In my morning meditation today I thought of all the people who I want to wish a happy New Years to, but who just aren’t in my life anymore. In the past, that wouldn’t stop me, I would use this festive opportunity to reach out via text and hope that maybe we could rekindle a connection. (Which, looking back, I don’t think ever actually happened.) But after my lived experience the past year and a bit, I just don’t have it in me to do that.
I felt saddened by my lost connections with a lot of people. Most notably, my two best friends: the one from childhood and the other from adolescence. They weren’t mutual separations. That’s got to be traumatizing I’m sure, most notably because it happened more than once, which has got to have some subliminal cost to trust. My stream of consciousness then moved to the phenomenon of trauma, and what that really means.
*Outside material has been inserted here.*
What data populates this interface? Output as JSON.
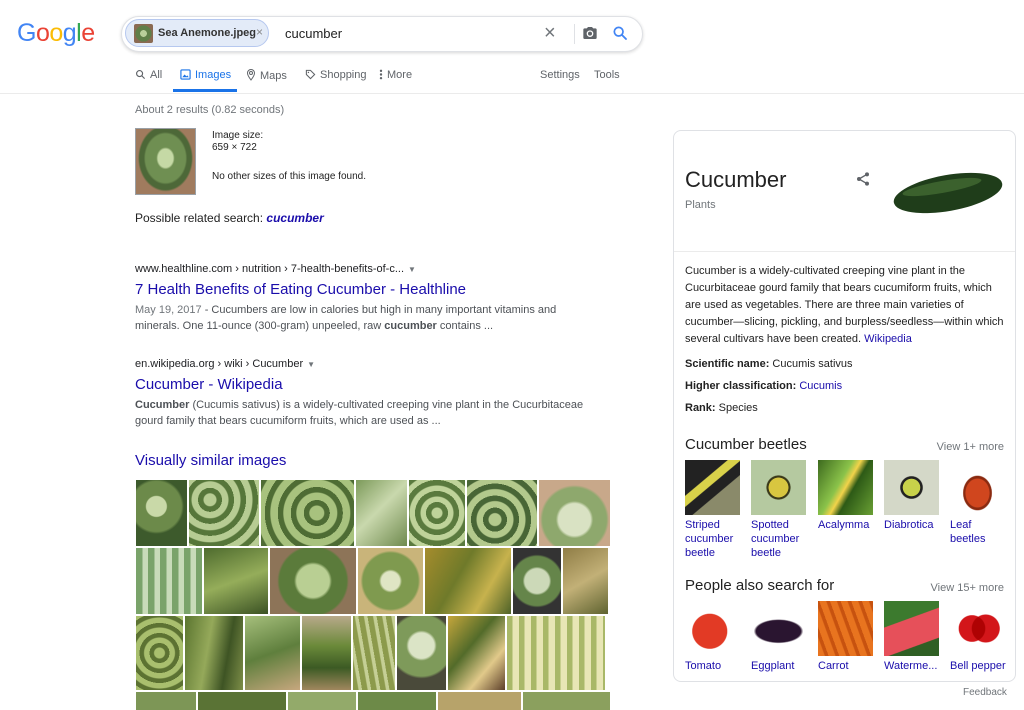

Growing up in an alcoholic home, I am well acquainted with trauma. I have very few memories of my past as a result of it. As I get older and healthier, I see how things I thought were normal really aren’t. Having only a handful of memories from childhood is one of those things. As I talked myself out of reaching out to old friends and acquaintances, and began to see that I was crossing the line to stinking-thinking, I realized that my melancholy doesn’t mean that I have to give into isolation. I instead reached out to new friends.
Because I am doing so well these days, it’s easy for me to forget where I come from. But that pain that is still there, it’s just less intense. Because my trauma is so deep in my psyche, it can be my guiding star if I don’t remember that I had to learn what normal is, and therefore, it’s really not intuitive for me. I can easily slip into old patterns that are destructive.
So as I write this post, I go back and forth to replies that come in from the new people in my life who I want to foster relationship with, and it’s mutual. And it feels amazing.
Happy New Years dear readers. Whoever and where ever you are, know that you are deeply cared for. By God, and by me. Thank you for caring about this website, which is my art and is therefore an extension of myself. As Father Nick says at the end of every mass, “Remember! You are loved, immensely.”